President Barack Obama’s unilateral amnesty is unconstitutional, a federal court in Pennsylvania declared Dec. 16.
The judge, Arthur Schwab, declared that “inaction by Congress does not make unconstitutional executive action constitutional… [and Obama’s] executive action goes beyond prosecutorial discretions — it is legislation.”
The president can only use his claim of prosecutorial discretion to let deputies make case-by-case decisions, not to grant work permits en-masse to 5 million illegals, the court said.
“The court holds that [Obama’s Nov. 20] Executive Action is unconstitutional because it violates the separation of powers and the Take Care Clause of the Constitution,” concluded the decision, which was decided in the U.S. Court of the Western District of Pennsylvania.
The next step is unclear, because the judge was deciding how to treat an illegal immigrant arrested for drunk driving, and was not asked to rule on the constitutionality of Obama’s action.
Three other lawsuits have been filed against Obama’s amnesty. One was filed by 24 states, and the other was filed by Sheriff Joe Arpaio, in Arizona.
The legal disputes will be settled in the Supreme Court, which has recently handed down decisions that have both helped and hurt Obama’s claims. The Supreme Court has blocked some of Obama’s decisions for presidential overreach, but it has also centralized more power over immigration to him than it provided to prior presidents.

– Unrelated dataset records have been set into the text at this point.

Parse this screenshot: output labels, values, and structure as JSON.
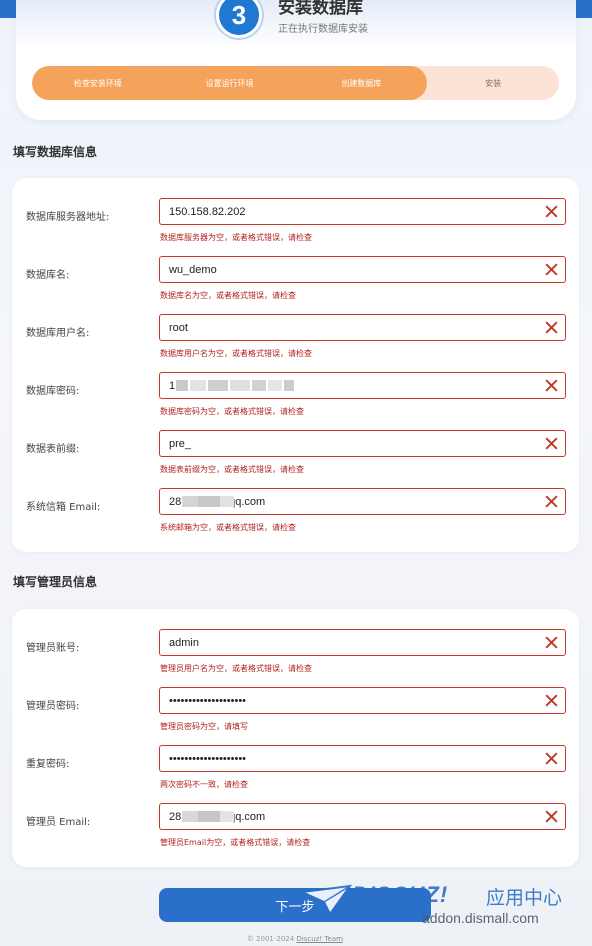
{
  "step": {
    "number": "3",
    "title": "安装数据库",
    "subtitle": "正在执行数据库安装",
    "progress_fraction": 0.75,
    "steps": [
      "检查安装环境",
      "设置运行环境",
      "创建数据库",
      "安装"
    ]
  },
  "db_section": {
    "title": "填写数据库信息",
    "fields": [
      {
        "label": "数据库服务器地址:",
        "value": "150.158.82.202",
        "error": "数据库服务器为空，或者格式错误，请检查"
      },
      {
        "label": "数据库名:",
        "value": "wu_demo",
        "error": "数据库名为空，或者格式错误，请检查"
      },
      {
        "label": "数据库用户名:",
        "value": "root",
        "error": "数据库用户名为空，或者格式错误，请检查"
      },
      {
        "label": "数据库密码:",
        "value": "1",
        "error": "数据库密码为空，或者格式错误，请检查"
      },
      {
        "label": "数据表前缀:",
        "value": "pre_",
        "error": "数据表前缀为空，或者格式错误，请检查"
      },
      {
        "label": "系统信箱 Email:",
        "value": "28          6@qq.com",
        "error": "系统邮箱为空，或者格式错误，请检查"
      }
    ]
  },
  "admin_section": {
    "title": "填写管理员信息",
    "fields": [
      {
        "label": "管理员账号:",
        "value": "admin",
        "error": "管理员用户名为空，或者格式错误，请检查"
      },
      {
        "label": "管理员密码:",
        "value": "••••••••••••••••••••",
        "error": "管理员密码为空，请填写"
      },
      {
        "label": "重复密码:",
        "value": "••••••••••••••••••••",
        "error": "两次密码不一致，请检查"
      },
      {
        "label": "管理员 Email:",
        "value": "28          6@qq.com",
        "error": "管理员Email为空，或者格式错误，请检查"
      }
    ]
  },
  "next_button_label": "下一步",
  "footer": {
    "copyright": "© 2001-2024 ",
    "team_link": "Discuz! Team",
    "suffix": "."
  },
  "watermark": {
    "logo": "DISCUZ!",
    "cn": "应用中心",
    "url": "addon.dismall.com"
  },
  "colors": {
    "accent_blue": "#2a6fc9",
    "progress_orange": "#f5a35a",
    "progress_track": "#fde3d6",
    "error_red": "#b22222"
  }
}
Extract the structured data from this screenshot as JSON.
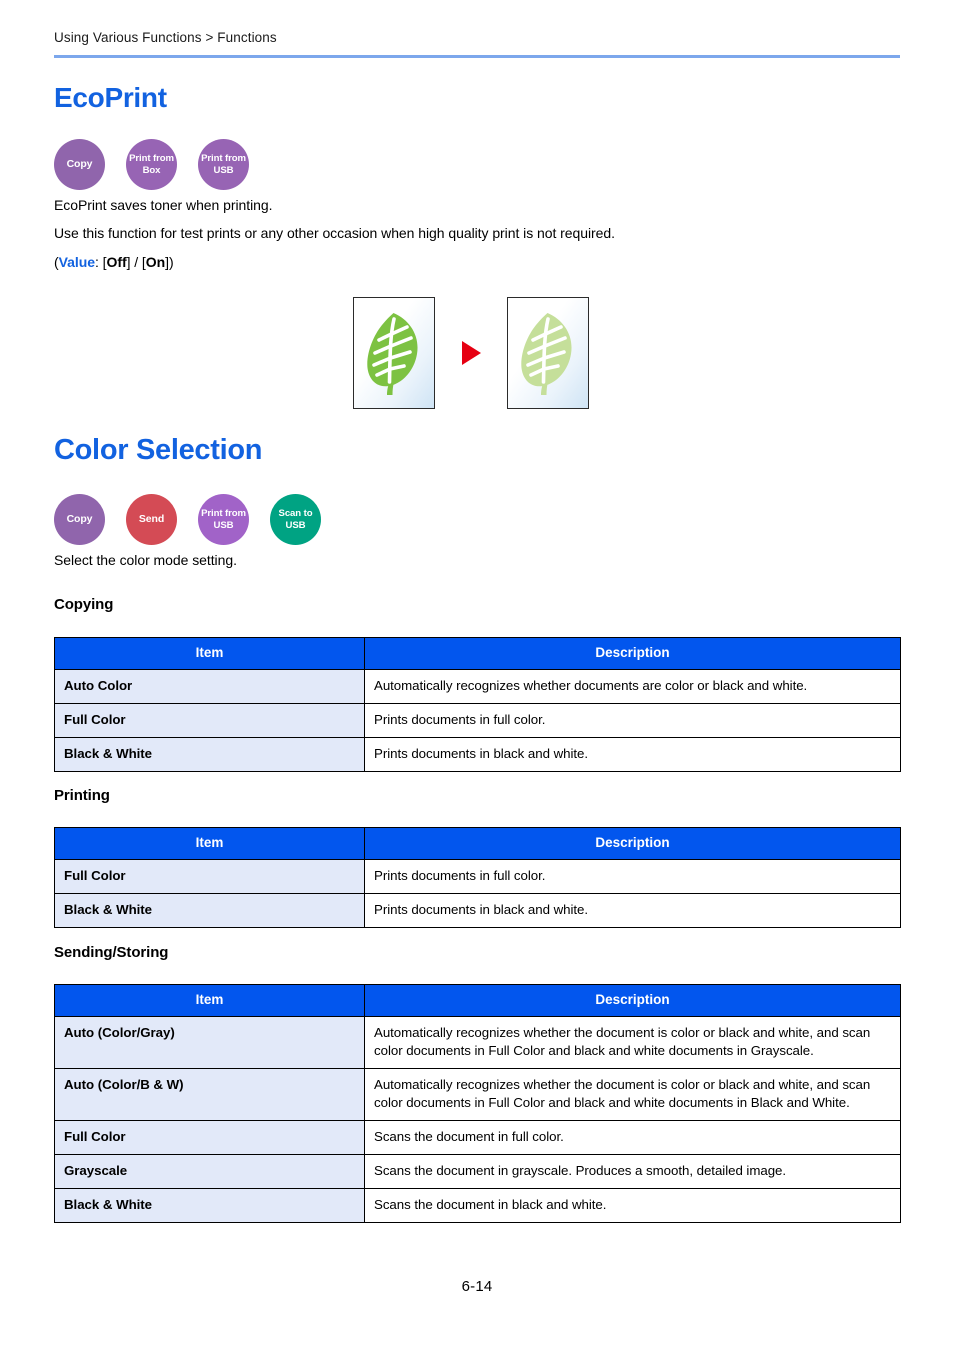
{
  "header": {
    "breadcrumb": "Using Various Functions > Functions",
    "rule_color": "#7ca7ec"
  },
  "sections": {
    "ecoprint": {
      "title": "EcoPrint",
      "title_color": "#1262e0",
      "badges": [
        {
          "name": "copy",
          "lines": [
            "Copy"
          ],
          "color": "#9065ac"
        },
        {
          "name": "print-from-box",
          "lines": [
            "Print from",
            "Box"
          ],
          "color": "#9764b4"
        },
        {
          "name": "print-from-usb",
          "lines": [
            "Print from",
            "USB"
          ],
          "color": "#9764b4"
        }
      ],
      "paragraph_1": "EcoPrint saves toner when printing.",
      "paragraph_2": "Use this function for test prints or any other occasion when high quality print is not required.",
      "value_line": {
        "open": "(",
        "key": "Value",
        "colon": ": [",
        "option_1": "Off",
        "separator": "] / [",
        "option_2": "On",
        "close": "])"
      },
      "figure": {
        "before_label": "leaf-full-color",
        "after_label": "leaf-ecoprint",
        "arrow": "play-triangle",
        "leaf_color_before": "#7dc242",
        "leaf_color_after": "#c5df9a",
        "arrow_color": "#e60012"
      }
    },
    "color_selection": {
      "title": "Color Selection",
      "title_color": "#1262e0",
      "badges": [
        {
          "name": "copy",
          "lines": [
            "Copy"
          ],
          "color": "#9065ac"
        },
        {
          "name": "send",
          "lines": [
            "Send"
          ],
          "color": "#d44b55"
        },
        {
          "name": "print-from-usb",
          "lines": [
            "Print from",
            "USB"
          ],
          "color": "#a163c8"
        },
        {
          "name": "scan-to-usb",
          "lines": [
            "Scan to",
            "USB"
          ],
          "color": "#00a383"
        }
      ],
      "paragraph_1": "Select the color mode setting.",
      "tables": [
        {
          "heading": "Copying",
          "columns": [
            "Item",
            "Description"
          ],
          "rows": [
            {
              "item": "Auto Color",
              "description": "Automatically recognizes whether documents are color or black and white."
            },
            {
              "item": "Full Color",
              "description": "Prints documents in full color."
            },
            {
              "item": "Black & White",
              "description": "Prints documents in black and white."
            }
          ]
        },
        {
          "heading": "Printing",
          "columns": [
            "Item",
            "Description"
          ],
          "rows": [
            {
              "item": "Full Color",
              "description": "Prints documents in full color."
            },
            {
              "item": "Black & White",
              "description": "Prints documents in black and white."
            }
          ]
        },
        {
          "heading": "Sending/Storing",
          "columns": [
            "Item",
            "Description"
          ],
          "rows": [
            {
              "item": "Auto (Color/Gray)",
              "description": "Automatically recognizes whether the document is color or black and white, and scan color documents in Full Color and black and white documents in Grayscale."
            },
            {
              "item": "Auto (Color/B & W)",
              "description": "Automatically recognizes whether the document is color or black and white, and scan color documents in Full Color and black and white documents in Black and White."
            },
            {
              "item": "Full Color",
              "description": "Scans the document in full color."
            },
            {
              "item": "Grayscale",
              "description": "Scans the document in grayscale. Produces a smooth, detailed image."
            },
            {
              "item": "Black & White",
              "description": "Scans the document in black and white."
            }
          ]
        }
      ]
    }
  },
  "footer": {
    "page_number": "6-14"
  }
}
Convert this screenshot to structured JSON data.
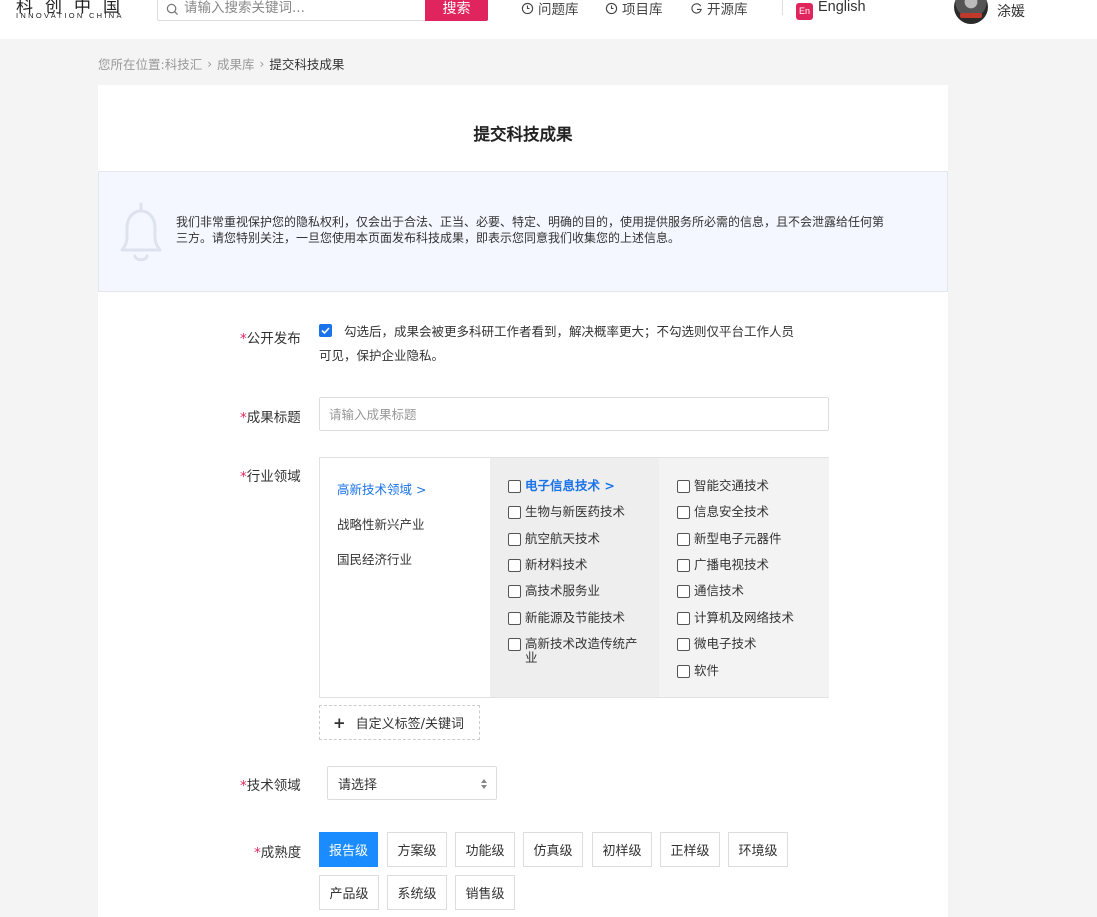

The Supreme Court acts slowly, but lower-court judges may block Obama’s plan until the Supreme Court decides the issue.
The 2015 budget funds Obama’s unpopular amnesty, because GOP leaders in the House and Senate did not try to bar funding.
In April, the Spanish-speaking, 42 year-old Honduran national was caught driving while drunk in Pennsylvania. At the time, he was working for his brother’s landscaping business. The illegal immigrant pled guilty, forcing the judge to apply the usual penalty, which includes the transfer of the criminal to the immigration agencies for subsequent repatriation.
But if Obama’s amnesty allows the drunk-driver to remain in the the United States, the judge would have to consider a different penalty that likely includes one year of supervised release from jail. That sentencing problem prompted the judge to examine the constitutionality of the Obama amnesty.
When quizzed by the judge, the administration tried to evade the issue by saying the amnesty isn’t relevant to the Honduran’s criminal conviction.
The judge decided to delay imposing a penalty until after another hearing in January, and directed the government to provide more information about whether the man would benefit from the amnesty. The judge didn’t push his point further, and he didn’t try to block Obama from implementing his amnesty.
The judges in the other cases have the authority and the opportunity to block Obama’s amnesty.
In making his decision against the Obama amnesty, the judge extensively cited Obama’s pre-November statements claiming he did not have the constitutional power to grant amnesty to millions of illegals.